|A mock-up of the TARDIS console room at Longleat's Doctor Who Exhibition, 1990|
Another thing that had ended in 1989 was Doctor Who. After running for 26 seasons since 1963, it had finally exhausted itself. However, we were keen to engage with aspects of the series on its home soil, if we could.
So on Tuesday 24 April 1990 (according to my beautifully handwritten travel diary - those were the days!), we enjoyed a full English breakfast at our B&B in Salisbury, had a look around the local market then caught a train to Warminster, the closest station to Longleat House.
|Longleat House in 1990|
A stately home with various attractions on its grounds, Longleat had long hosted a Doctor Who exhibition. Striking a deal with a local taxi company to take us to the house and mind our luggage for the day, we reached the Doctor Who Exhibition, in those days the only place you could see props and sets from the show.
The photos from that visit have been scanned and dotted through this blog post (though sorry about the date stamps - people in 1990 didn't know any better).
|A Yeti, as seen in the 1968 Doctor Who story The Web of Fear|
You might be asking yourself: Why make such a big deal about a cancelled TV program?
Doctor Who had always meant a lot to me. Born seven months before its first screening in Australia, I watched it from the very beginning (according to my mother).
One of my earliest memories of any sort is of a thrilling episode of the Patrick Troughton story The Evil of the Daleks, in which a civil war erupts among the Doctor's deadliest foes.
|A Dalek from the 1988 Doctor Who story, Remembrance of the Daleks|
It was screened in Britain in 1967, so I suppose I must have seen it a year or so later, when I was four years old.
It's impossible to say how much Doctor Who influenced me as a bookish kid growing up outside a small country town in 1960s and '70s Western Australia.
However I've always loved science fiction and am an avowed cultural Anglophile, and I admire the Doctor's combination of individuality, curiosity, courage and reason. So the show must have left its mark.
|The bizarre Kandy Man, from the 1988 Doctor Who story The Happiness Patrol|
More than anything, I travel. It's a fact often overlooked, but beyond its adventure and science fiction roots, Doctor Who is a program about travel.
Travel without boundaries of time and place, travel that challenges, travel that you hopefully come away from a little wiser.

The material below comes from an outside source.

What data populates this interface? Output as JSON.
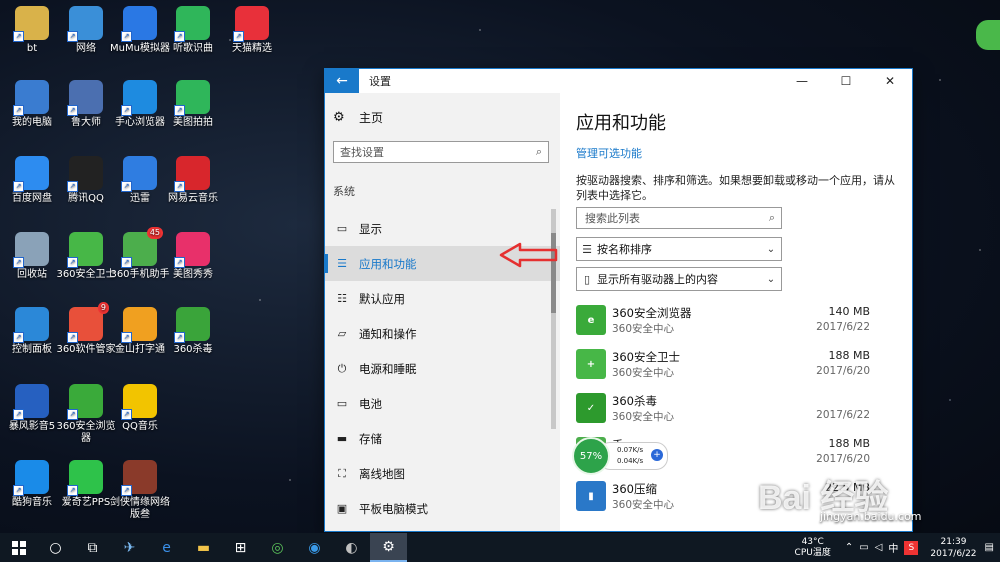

So today, on the 50th anniversary of Doctor Who's first transmission on 23 November 1963, I want to say "Thank you, Doctor." For opening my eyes to the vast, varied, exciting world outside my door.
For my thoughts on the cultural references and connections of Doctor Who, read this article for Issimo Magazine.